Your objective: Give all of the records again. Match them exactly.

**** Dataset

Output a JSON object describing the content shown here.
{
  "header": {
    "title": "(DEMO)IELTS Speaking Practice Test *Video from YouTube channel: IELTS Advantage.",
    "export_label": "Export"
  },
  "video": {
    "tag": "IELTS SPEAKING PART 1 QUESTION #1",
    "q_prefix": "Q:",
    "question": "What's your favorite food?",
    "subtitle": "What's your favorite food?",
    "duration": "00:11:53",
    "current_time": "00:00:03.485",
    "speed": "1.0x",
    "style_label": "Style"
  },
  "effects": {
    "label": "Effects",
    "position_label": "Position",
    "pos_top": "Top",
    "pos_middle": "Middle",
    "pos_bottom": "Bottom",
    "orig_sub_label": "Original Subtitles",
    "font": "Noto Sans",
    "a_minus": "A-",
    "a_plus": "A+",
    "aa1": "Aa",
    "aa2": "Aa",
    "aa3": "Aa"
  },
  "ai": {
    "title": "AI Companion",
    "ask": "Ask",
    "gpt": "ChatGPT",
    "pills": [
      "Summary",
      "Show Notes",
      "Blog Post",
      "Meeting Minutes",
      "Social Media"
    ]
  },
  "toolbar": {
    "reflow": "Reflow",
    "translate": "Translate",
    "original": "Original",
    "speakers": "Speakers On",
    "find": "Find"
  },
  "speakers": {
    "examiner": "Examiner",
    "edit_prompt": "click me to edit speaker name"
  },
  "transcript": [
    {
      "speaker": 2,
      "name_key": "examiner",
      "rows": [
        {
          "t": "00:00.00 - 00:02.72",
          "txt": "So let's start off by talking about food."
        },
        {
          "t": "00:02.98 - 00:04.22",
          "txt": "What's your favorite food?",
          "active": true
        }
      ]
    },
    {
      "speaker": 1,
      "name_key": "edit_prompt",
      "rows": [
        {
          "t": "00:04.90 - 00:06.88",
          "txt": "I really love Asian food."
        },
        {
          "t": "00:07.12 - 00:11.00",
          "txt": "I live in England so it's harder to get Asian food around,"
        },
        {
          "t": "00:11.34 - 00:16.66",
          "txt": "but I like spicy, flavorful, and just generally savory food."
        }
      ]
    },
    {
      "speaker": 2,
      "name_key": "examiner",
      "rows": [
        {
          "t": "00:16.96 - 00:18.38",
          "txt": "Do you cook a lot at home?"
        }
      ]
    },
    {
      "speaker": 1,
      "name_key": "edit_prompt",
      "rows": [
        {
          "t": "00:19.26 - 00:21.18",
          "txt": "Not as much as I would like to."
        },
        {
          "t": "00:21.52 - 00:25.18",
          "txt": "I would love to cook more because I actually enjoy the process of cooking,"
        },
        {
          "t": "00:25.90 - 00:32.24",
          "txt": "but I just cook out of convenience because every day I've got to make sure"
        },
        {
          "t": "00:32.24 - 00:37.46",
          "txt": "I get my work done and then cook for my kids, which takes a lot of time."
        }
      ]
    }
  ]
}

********

Reply to the task:
Output a JSON object describing the content shown here.
{
  "header": {
    "title": "(DEMO)IELTS Speaking Practice Test *Video from YouTube channel: IELTS Advantage.",
    "export_label": "Export"
  },
  "video": {
    "tag": "IELTS SPEAKING PART 1 QUESTION #1",
    "q_prefix": "Q:",
    "question": "What's your favorite food?",
    "subtitle": "What's your favorite food?",
    "duration": "00:11:53",
    "current_time": "00:00:03.485",
    "speed": "1.0x",
    "style_label": "Style"
  },
  "effects": {
    "label": "Effects",
    "position_label": "Position",
    "pos_top": "Top",
    "pos_middle": "Middle",
    "pos_bottom": "Bottom",
    "orig_sub_label": "Original Subtitles",
    "font": "Noto Sans",
    "a_minus": "A-",
    "a_plus": "A+",
    "aa1": "Aa",
    "aa2": "Aa",
    "aa3": "Aa"
  },
  "ai": {
    "title": "AI Companion",
    "ask": "Ask",
    "gpt": "ChatGPT",
    "pills": [
      "Summary",
      "Show Notes",
      "Blog Post",
      "Meeting Minutes",
      "Social Media"
    ]
  },
  "toolbar": {
    "reflow": "Reflow",
    "translate": "Translate",
    "original": "Original",
    "speakers": "Speakers On",
    "find": "Find"
  },
  "speakers": {
    "examiner": "Examiner",
    "edit_prompt": "click me to edit speaker name"
  },
  "transcript": [
    {
      "speaker": 2,
      "name_key": "examiner",
      "rows": [
        {
          "t": "00:00.00 - 00:02.72",
          "txt": "So let's start off by talking about food."
        },
        {
          "t": "00:02.98 - 00:04.22",
          "txt": "What's your favorite food?",
          "active": true
        }
      ]
    },
    {
      "speaker": 1,
      "name_key": "edit_prompt",
      "rows": [
        {
          "t": "00:04.90 - 00:06.88",
          "txt": "I really love Asian food."
        },
        {
          "t": "00:07.12 - 00:11.00",
          "txt": "I live in England so it's harder to get Asian food around,"
        },
        {
          "t": "00:11.34 - 00:16.66",
          "txt": "but I like spicy, flavorful, and just generally savory food."
        }
      ]
    },
    {
      "speaker": 2,
      "name_key": "examiner",
      "rows": [
        {
          "t": "00:16.96 - 00:18.38",
          "txt": "Do you cook a lot at home?"
        }
      ]
    },
    {
      "speaker": 1,
      "name_key": "edit_prompt",
      "rows": [
        {
          "t": "00:19.26 - 00:21.18",
          "txt": "Not as much as I would like to."
        },
        {
          "t": "00:21.52 - 00:25.18",
          "txt": "I would love to cook more because I actually enjoy the process of cooking,"
        },
        {
          "t": "00:25.90 - 00:32.24",
          "txt": "but I just cook out of convenience because every day I've got to make sure"
        },
        {
          "t": "00:32.24 - 00:37.46",
          "txt": "I get my work done and then cook for my kids, which takes a lot of time."
        }
      ]
    }
  ]
}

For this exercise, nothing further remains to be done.